New Orleans is experiencing its second post-Katrina hotel boom. First, the city’s classic properties freshened up. Now, visitors to the Big Easy are finding new boutique-style accommodations in old office buildings and forlorn flophouses.
The Q&C, which arrived on the scene last fall, is a bit of both. It’s housed in the former headquarters of the New Orleans and Northeastern Railroad, whose major route moved between Cincinnati (Queen City) and New Orleans (Crescent City) – Q&C. The building was converted to a one-star hotel in 1986, closed in 2013 and re-emerged as this considerably more stylish Q&C.
Rooms are spread over two buildings divided by an alley that is open to traffic. One building includes the reception area and pub. The second, smaller building offers a comfy lounge area with large-screen TV and library.
The hotel is at the cusp of the rather dull Central Business District and the happening Warehouse Arts District, which features hot restaurants, important-looking galleries and the popular National World War II museum. The must-see French Quarter is an easy walk from the hotel, along with the pretty shops and streets of the Lower Garden District.
An understated steampunk vibe pairs the luxe accoutrements of a Victorian train (Chesterfield leather sofas, richly patterned wool rugs) with industrial touches (exposed beams and ductwork). I enjoyed the comfy tufted grey velvet armchair in my room, but found the graphic carpet and dark wood furniture a little too masculine for my taste.
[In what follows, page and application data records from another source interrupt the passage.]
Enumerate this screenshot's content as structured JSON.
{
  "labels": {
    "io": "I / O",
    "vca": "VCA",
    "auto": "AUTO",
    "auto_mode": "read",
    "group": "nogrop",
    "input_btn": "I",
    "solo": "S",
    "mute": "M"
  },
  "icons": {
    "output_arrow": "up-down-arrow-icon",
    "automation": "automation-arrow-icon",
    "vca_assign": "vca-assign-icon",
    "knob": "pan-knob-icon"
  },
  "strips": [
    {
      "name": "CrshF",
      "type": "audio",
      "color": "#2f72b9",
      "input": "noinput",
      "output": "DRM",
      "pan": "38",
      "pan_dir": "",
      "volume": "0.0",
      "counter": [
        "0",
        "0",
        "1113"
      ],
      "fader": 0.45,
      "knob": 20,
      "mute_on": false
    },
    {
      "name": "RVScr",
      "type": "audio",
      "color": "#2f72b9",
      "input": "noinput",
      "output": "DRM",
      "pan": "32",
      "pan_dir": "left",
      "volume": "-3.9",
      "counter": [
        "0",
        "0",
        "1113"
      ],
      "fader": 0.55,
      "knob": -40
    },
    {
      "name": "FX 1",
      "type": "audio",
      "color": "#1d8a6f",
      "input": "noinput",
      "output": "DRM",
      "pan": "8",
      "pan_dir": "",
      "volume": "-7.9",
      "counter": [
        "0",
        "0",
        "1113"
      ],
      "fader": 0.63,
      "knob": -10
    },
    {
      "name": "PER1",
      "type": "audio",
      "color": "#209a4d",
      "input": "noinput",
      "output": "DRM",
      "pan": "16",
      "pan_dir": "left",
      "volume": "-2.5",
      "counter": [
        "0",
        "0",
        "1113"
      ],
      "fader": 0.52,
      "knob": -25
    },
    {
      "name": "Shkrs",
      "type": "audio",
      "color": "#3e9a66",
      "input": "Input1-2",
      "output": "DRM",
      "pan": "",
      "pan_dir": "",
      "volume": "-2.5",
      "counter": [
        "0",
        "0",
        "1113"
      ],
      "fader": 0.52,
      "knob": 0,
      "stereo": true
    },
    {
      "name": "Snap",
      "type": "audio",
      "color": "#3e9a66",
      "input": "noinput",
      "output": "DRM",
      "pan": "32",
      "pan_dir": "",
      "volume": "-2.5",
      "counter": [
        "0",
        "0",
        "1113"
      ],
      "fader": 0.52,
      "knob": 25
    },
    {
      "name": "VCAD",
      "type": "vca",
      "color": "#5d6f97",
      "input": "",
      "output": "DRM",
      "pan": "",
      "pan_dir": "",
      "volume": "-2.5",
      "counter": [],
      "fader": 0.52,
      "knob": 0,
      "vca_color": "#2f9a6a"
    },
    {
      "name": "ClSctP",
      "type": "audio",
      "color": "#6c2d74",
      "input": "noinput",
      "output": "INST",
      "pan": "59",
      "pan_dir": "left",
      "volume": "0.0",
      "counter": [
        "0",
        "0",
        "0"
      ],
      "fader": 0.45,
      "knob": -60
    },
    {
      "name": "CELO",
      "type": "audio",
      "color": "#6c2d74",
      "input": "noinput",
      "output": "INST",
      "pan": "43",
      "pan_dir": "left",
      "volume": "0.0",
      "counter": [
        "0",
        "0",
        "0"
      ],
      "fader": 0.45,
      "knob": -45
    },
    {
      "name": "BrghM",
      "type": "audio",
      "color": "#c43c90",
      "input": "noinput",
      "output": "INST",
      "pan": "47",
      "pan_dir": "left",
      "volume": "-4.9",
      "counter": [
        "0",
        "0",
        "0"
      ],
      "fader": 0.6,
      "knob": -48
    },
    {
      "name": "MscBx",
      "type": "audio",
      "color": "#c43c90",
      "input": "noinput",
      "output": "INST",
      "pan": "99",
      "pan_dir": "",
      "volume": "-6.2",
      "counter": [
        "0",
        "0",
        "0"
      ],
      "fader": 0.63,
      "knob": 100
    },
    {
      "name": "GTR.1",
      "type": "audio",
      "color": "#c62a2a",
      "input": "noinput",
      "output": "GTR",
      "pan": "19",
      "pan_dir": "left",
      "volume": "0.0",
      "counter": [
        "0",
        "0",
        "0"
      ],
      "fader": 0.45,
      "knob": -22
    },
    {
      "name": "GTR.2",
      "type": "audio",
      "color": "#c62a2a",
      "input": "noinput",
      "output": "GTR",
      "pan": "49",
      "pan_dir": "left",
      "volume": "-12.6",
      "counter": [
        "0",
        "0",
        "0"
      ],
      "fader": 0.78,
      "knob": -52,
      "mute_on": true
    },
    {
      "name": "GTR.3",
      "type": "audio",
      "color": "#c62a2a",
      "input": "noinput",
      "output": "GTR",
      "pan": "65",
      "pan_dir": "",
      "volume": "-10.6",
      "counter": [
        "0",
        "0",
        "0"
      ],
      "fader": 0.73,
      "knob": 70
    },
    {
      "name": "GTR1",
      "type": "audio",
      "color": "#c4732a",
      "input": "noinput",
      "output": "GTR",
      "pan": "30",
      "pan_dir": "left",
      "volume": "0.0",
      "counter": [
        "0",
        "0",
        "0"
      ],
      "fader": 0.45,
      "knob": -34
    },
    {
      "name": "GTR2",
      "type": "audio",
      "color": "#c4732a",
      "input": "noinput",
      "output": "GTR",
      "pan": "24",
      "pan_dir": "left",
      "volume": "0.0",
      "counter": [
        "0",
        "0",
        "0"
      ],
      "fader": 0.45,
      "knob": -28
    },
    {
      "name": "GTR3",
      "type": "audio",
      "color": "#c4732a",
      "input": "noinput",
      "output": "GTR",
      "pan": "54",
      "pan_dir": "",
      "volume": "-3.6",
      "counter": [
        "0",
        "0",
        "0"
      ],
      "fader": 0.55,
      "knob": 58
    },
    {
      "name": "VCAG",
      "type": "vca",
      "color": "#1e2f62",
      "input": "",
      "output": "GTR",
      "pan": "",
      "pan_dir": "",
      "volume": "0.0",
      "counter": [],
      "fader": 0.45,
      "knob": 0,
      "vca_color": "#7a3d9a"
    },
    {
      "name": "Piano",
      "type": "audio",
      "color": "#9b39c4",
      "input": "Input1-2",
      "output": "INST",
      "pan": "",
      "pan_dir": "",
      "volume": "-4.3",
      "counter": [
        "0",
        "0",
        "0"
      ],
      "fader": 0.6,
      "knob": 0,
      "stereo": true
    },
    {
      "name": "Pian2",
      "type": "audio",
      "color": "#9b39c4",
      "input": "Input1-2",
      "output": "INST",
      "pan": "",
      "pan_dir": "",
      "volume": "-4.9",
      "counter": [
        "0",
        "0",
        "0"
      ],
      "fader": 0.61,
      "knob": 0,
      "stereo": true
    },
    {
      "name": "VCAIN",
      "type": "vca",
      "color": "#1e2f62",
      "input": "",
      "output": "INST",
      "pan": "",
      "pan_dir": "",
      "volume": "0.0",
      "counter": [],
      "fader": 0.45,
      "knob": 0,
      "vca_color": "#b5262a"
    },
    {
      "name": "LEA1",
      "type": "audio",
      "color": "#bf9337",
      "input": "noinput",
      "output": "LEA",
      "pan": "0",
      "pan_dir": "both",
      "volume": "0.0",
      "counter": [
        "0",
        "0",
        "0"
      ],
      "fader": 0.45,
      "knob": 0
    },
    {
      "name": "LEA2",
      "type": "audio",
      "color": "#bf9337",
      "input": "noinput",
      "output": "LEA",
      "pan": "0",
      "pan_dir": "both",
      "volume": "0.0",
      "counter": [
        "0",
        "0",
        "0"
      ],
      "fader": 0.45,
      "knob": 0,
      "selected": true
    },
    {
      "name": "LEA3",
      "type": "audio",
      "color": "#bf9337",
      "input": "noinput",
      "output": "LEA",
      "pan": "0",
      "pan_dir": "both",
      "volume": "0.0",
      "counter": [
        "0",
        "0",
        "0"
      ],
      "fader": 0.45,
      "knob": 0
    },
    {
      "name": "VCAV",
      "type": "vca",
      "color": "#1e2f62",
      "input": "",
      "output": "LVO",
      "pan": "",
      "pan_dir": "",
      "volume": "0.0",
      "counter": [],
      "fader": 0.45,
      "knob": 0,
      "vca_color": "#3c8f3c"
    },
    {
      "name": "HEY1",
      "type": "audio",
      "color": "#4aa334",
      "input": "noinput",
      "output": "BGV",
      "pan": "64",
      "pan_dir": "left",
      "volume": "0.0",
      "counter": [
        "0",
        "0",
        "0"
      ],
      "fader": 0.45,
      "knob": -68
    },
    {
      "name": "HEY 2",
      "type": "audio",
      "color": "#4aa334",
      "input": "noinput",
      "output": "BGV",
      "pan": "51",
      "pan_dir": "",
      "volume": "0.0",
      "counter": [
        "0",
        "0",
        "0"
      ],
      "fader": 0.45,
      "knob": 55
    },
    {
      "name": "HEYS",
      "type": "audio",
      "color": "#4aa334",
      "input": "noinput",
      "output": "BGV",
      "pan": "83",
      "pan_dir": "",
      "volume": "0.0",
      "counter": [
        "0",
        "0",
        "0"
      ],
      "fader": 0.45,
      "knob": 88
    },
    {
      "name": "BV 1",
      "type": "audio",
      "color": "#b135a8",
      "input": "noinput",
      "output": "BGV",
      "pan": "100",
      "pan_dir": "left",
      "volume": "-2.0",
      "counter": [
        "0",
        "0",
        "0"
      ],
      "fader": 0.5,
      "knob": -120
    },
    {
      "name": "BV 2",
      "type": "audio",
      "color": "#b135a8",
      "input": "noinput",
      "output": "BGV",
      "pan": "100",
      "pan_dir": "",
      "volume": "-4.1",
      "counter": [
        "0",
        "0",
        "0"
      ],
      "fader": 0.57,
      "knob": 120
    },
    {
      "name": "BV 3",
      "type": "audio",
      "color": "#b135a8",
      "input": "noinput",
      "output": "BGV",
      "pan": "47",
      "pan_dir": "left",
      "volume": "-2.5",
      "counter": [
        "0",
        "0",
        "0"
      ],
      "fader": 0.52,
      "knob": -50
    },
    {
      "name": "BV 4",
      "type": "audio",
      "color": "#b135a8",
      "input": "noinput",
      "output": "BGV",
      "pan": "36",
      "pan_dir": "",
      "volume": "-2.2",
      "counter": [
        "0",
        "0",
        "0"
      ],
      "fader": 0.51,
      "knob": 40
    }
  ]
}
Artful accents included silhouettes of jazz legends Fats Domino and Duke Ellington, and a pair of paperback books with their covers mysteriously torn off, an aesthetic conceit echoed throughout the hotel lobby. When I pushed back the hanging barn door to my bathroom, I loved its spaciousness, the Carerra marble floors, two pedestal sinks and a large shower.
Not only is the Wi-Fi free, but guests don’t even need an access code to use the service. What a refreshing change.
If I could change one thing
My room was in the second building and I felt isolated and a little vulnerable in that location. In contrast to the main lobby, there were no hotel staff around and I never encountered another guest. It felt weird and a little eerie to come and go through the lobby in such solitude.
Eat in or eat out
The hotel’s Q&C Bar opens in the morning with a basic breakfast menu (eggs, bagels, French toast) then returns at 4 p.m. with burgers, jambalaya and pizza. But keen to explore the neighbourhood, I chose to wander.
I didn’t find much immediately around the hotel, but I enjoyed a drink in the nearby Warehouse Arts District at August, part of NoLa chef John Besh’s empire. For dinner, I tried the new Shaya in the Garden District. It’s helmed by chef Alon Shaya (in partnership with Besh) and specializes in Mediterranean small plates (I especially relished a serving of avocado toast).
Cane & Table in the French Quarter is another good spot known for its specialty cocktails and dishes such as peas and rice with Andouille sausage. For brunch, hungry souls might want to stop by the newly freshened Brennan’s, also in the French Quarter, to indulge in its signature dishes, including turtle soup and bananas Foster.
Q&C Hotel/Bar; 344 Camp St., New Orleans, qandc.com; 196 rooms from $119 (U.S.)
The writer was a guest of the hotel.